Rolling Reserve is a method used by banks to create a buffer in case of bankruptcies, fraud and other incidents where the acquirer may lose money. The buffer is made by withholding a percentage of revenue for an agreed period of time. After this buffer time, it will be released to the merchant.
In the earlier times acquiring banks were more restrictive in their approach, favoring fixed reserves deposits or bank guarantees. Since it is mostly hard for businesses to find this capital, applications were often rejected by the acquirer banks. The rolling reserve is a way to allow businesses to build up their reserve rather than providing the required funds up front.
An example could be that the acquirer bank withholds 20% of revenue over 60 days. This means during the first 60 days of business the Merchant will receive a payout of 80%, with 20% being held back. Therefore on day 61 funds that were held back on the first day will be released. On day 62 funds held back from the second day is released, and so on.
There are several factors that can affect an acquirer’s decision in calculating a Rolling Reserve. Such as business model, length of time in business, turnover, profitability, delivery period and any customer guarantees.
Nowadays Rolling Reserve is only used to provide security for acquiring banks to facilitate VISA and MasterCard processing services. Rolling reserves are typically imposed upon high risk merchants because these businesses themselves are high risk businesses, so the banks have to find some way to lower the risk of losing money.
You can check below are a few categories where a business can find itself in the high risk category if they have one or all of the following:
- If there is any past processing history with excessive chargebacks
- If there is any risk in business models such as subscription services, adult industries, tobacco and vape, travel, and more
- If there are large ticket prices
- If the business is of the high processing volume
- If the owner has a bad credit history
So if your business lies in any one of the category or in all of them it is considered to be high risk business.
Let us take a scenario – You have a subscription box business selling vape E-juice and hardware. Every month your customers get great vape and e-cigarette related products delivered to their doorsteps. Your customers are satisfied with the convenience of this service and you are making a profit out of it. Your merchant bank is shaking in their boots because they know that having a subscription service is a great way to earn more money but at the same time, it results in an excessive amount of chargebacks.
Bank imposes a 7% rolling reserve on your account for 18 months to avoid the risk of losing money because they know that there will be chargeback. The payment processor will hold 7% of your sales transactions and you will not have access to this money until your account is completely closed.
How is the business affected by a rolling reserve?
Well, a rolling reserve can almost always hurt your access to cash flow, making it difficult for you to compete in your industry. It may also mean that your net profit and available funds cannot be used for marketing of added value purchases. This kind of scenario can seriously hold your company’s growth.

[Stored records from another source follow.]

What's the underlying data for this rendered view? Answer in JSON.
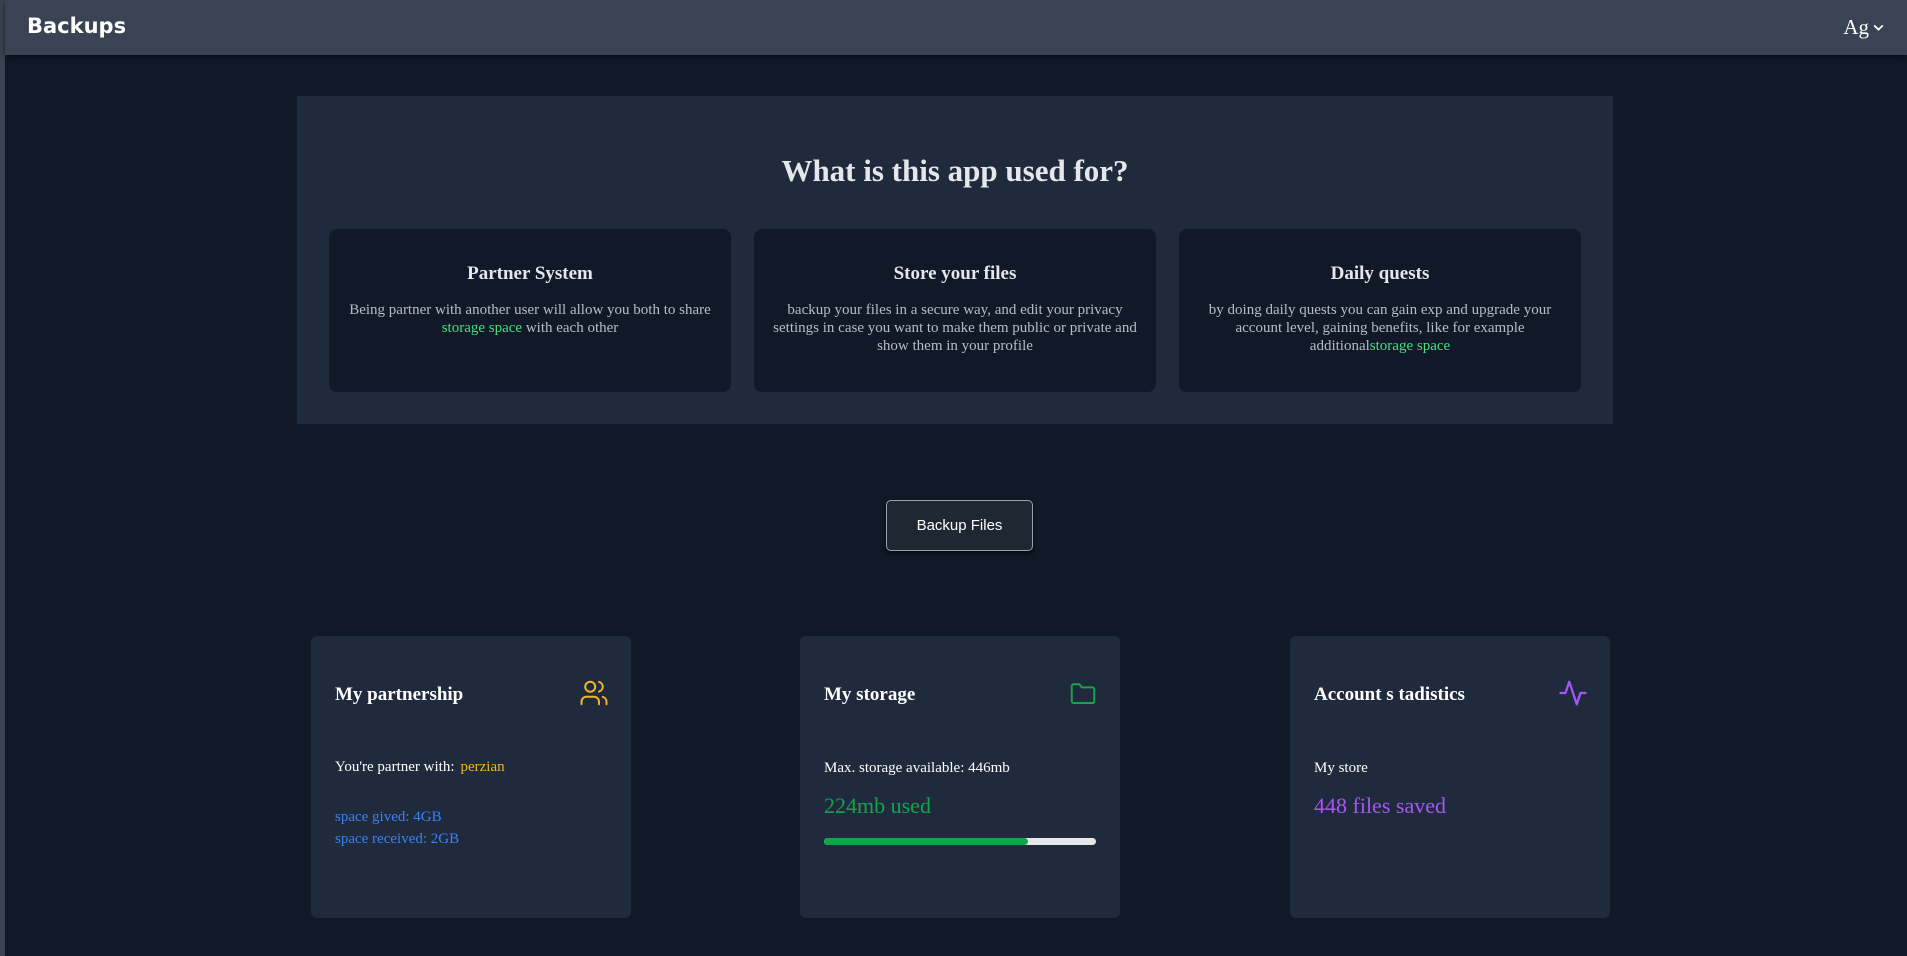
{
  "header": {
    "brand": "Backups",
    "user_label": "Ag"
  },
  "info": {
    "title": "What is this app used for?",
    "features": [
      {
        "title": "Partner System",
        "text_before": "Being partner with another user will allow you both to share ",
        "highlight": "storage space",
        "text_after": " with each other"
      },
      {
        "title": "Store your files",
        "text_before": "backup your files in a secure way, and edit your privacy settings in case you want to make them public or private and show them in your profile",
        "highlight": "",
        "text_after": ""
      },
      {
        "title": "Daily quests",
        "text_before": "by doing daily quests you can gain exp and upgrade your account level, gaining benefits, like for example additional",
        "highlight": "storage space",
        "text_after": ""
      }
    ]
  },
  "actions": {
    "backup_label": "Backup Files"
  },
  "cards": {
    "partnership": {
      "title": "My partnership",
      "partner_label": "You're partner with:",
      "partner_name": "perzian",
      "space_gived": "space gived: 4GB",
      "space_received": "space received: 2GB",
      "icon": "users-icon"
    },
    "storage": {
      "title": "My storage",
      "max_label": "Max. storage available: 446mb",
      "used_label": "224mb used",
      "used_fraction": 0.75,
      "icon": "folder-icon"
    },
    "stats": {
      "title": "Account s tadistics",
      "store_label": "My store",
      "files_label": "448 files saved",
      "icon": "activity-icon"
    }
  },
  "colors": {
    "background": "#111827",
    "panel": "#1f2a3d",
    "topbar": "#3a4354",
    "accent_green": "#16a34a",
    "accent_yellow": "#f0b429",
    "accent_blue": "#3b82f6",
    "accent_purple": "#a855f7"
  }
}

So keep in mind that if you make the decision to go into a high risk industry though profits are high at the same time the risk is also high, be prepared for high risk costs that may appear during the journey, and a rolling reserve is definitely one of them.
If you’re not sure whether or not your company has been classified as a high risk business, be sure to read more here for a complete list of businesses that are considered as the high risk business and to know more about – What is a High-Risk Merchant Account?
To find out about iPayTotal’s merchant services for a credit card processing merchant account, speak with a live representative directly at +44 800 776 5988 or get in touch with us through our website.